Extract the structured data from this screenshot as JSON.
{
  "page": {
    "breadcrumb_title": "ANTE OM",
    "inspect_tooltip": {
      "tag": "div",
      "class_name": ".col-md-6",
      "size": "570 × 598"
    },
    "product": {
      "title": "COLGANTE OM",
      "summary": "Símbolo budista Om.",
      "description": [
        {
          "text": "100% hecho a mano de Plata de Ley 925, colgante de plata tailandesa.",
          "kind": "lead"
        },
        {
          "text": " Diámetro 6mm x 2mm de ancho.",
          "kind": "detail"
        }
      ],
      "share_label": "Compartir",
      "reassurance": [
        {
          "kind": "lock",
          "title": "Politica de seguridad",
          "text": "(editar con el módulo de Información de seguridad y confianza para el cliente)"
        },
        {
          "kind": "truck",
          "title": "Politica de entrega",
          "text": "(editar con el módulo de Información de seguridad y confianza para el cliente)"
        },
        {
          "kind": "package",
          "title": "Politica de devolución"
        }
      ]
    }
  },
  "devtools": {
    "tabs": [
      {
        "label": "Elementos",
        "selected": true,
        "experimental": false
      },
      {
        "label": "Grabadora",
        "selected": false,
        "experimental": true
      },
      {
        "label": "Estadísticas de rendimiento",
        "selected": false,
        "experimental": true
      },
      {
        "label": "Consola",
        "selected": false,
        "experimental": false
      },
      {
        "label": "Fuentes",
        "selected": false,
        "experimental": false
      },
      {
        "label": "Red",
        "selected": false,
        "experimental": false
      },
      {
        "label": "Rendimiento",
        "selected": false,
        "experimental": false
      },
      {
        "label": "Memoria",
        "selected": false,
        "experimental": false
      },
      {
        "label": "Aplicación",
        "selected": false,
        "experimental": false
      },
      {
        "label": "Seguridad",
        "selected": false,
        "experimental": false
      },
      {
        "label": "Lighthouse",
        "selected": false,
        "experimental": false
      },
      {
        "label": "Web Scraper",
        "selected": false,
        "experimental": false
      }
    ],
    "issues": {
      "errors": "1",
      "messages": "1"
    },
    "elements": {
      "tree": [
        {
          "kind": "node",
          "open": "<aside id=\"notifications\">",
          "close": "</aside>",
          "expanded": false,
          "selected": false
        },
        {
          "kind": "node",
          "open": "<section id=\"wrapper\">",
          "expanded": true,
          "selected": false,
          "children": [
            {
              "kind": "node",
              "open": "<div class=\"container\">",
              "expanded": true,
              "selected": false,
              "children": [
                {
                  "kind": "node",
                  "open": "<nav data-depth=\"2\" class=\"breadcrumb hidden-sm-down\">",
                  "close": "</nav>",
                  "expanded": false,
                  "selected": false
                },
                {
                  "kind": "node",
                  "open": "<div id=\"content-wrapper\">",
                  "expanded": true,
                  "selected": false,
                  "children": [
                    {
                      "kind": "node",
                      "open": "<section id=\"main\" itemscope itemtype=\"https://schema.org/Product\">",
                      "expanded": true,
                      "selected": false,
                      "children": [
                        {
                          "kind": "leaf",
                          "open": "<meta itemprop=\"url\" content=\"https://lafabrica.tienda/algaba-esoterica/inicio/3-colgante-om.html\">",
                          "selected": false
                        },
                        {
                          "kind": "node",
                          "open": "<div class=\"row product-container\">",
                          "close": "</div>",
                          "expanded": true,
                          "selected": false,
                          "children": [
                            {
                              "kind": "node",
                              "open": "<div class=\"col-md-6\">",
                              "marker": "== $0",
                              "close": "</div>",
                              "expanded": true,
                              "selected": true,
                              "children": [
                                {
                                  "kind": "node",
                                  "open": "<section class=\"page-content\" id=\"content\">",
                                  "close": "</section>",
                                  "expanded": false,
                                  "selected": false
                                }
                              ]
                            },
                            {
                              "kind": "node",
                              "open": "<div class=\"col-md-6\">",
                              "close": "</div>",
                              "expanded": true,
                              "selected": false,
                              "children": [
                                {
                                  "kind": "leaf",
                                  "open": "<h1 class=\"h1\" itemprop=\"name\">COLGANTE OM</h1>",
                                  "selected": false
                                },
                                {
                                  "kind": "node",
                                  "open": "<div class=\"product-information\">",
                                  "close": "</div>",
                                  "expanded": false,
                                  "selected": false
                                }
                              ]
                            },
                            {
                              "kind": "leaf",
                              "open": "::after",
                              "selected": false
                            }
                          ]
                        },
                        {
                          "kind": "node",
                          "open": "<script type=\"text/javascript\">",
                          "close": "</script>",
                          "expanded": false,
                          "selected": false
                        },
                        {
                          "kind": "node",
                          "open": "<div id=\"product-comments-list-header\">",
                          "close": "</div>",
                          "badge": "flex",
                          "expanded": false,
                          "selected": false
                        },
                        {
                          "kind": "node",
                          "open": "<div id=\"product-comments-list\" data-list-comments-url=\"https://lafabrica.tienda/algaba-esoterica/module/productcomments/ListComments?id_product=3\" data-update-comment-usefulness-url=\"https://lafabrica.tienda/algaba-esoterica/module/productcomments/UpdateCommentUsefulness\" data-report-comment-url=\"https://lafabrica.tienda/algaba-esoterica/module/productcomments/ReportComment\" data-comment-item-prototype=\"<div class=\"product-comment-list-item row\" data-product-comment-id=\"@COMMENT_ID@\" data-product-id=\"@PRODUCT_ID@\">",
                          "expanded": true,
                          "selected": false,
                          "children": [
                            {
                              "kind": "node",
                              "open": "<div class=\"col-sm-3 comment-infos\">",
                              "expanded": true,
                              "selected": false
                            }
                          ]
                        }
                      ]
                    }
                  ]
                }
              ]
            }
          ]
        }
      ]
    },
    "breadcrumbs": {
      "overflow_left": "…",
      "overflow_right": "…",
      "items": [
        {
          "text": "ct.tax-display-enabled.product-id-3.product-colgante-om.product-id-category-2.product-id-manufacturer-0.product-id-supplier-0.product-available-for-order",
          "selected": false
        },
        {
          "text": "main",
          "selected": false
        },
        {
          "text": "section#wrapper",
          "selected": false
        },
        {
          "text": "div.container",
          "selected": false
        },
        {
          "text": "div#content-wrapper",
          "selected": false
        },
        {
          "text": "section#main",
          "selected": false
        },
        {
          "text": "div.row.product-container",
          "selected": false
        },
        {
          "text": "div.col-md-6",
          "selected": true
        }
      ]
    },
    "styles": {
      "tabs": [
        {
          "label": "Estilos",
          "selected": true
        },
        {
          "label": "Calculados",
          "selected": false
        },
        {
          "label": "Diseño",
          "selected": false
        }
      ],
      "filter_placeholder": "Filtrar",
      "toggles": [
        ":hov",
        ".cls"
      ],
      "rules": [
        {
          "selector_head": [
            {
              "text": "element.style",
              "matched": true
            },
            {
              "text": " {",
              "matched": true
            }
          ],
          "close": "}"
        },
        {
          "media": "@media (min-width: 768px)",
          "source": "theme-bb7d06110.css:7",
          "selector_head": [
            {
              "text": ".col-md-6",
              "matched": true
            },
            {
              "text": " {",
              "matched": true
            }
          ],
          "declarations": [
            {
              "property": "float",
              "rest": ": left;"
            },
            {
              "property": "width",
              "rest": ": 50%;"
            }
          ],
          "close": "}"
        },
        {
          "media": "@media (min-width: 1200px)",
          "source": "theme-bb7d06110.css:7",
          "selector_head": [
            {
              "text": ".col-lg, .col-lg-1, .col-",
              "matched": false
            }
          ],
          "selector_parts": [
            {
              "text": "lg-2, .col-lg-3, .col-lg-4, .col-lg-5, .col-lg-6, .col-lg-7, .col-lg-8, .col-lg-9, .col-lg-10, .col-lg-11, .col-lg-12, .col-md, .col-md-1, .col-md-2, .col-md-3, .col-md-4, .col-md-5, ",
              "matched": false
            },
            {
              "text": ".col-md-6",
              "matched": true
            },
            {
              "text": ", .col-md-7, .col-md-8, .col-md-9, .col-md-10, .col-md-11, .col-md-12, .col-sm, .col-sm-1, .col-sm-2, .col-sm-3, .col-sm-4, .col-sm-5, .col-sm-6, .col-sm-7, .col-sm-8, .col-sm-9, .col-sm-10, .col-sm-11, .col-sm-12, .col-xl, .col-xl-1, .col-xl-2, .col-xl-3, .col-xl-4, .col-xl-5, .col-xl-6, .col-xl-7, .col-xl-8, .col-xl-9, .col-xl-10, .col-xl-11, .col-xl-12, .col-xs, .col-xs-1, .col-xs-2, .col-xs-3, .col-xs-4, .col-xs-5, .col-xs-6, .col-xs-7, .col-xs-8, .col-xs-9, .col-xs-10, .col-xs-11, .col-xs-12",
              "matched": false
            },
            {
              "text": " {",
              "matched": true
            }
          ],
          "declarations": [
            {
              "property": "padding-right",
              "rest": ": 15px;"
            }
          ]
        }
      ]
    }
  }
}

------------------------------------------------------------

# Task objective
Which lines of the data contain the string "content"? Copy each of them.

# Result of this task
                  "open": "<div id=\"content-wrapper\">",
                          "open": "<meta itemprop=\"url\" content=\"https://lafabrica.tienda/algaba-esoterica/inicio/3-colgante-om.html\">",
                                  "open": "<section class=\"page-content\" id=\"content\">",
          "text": "div#content-wrapper",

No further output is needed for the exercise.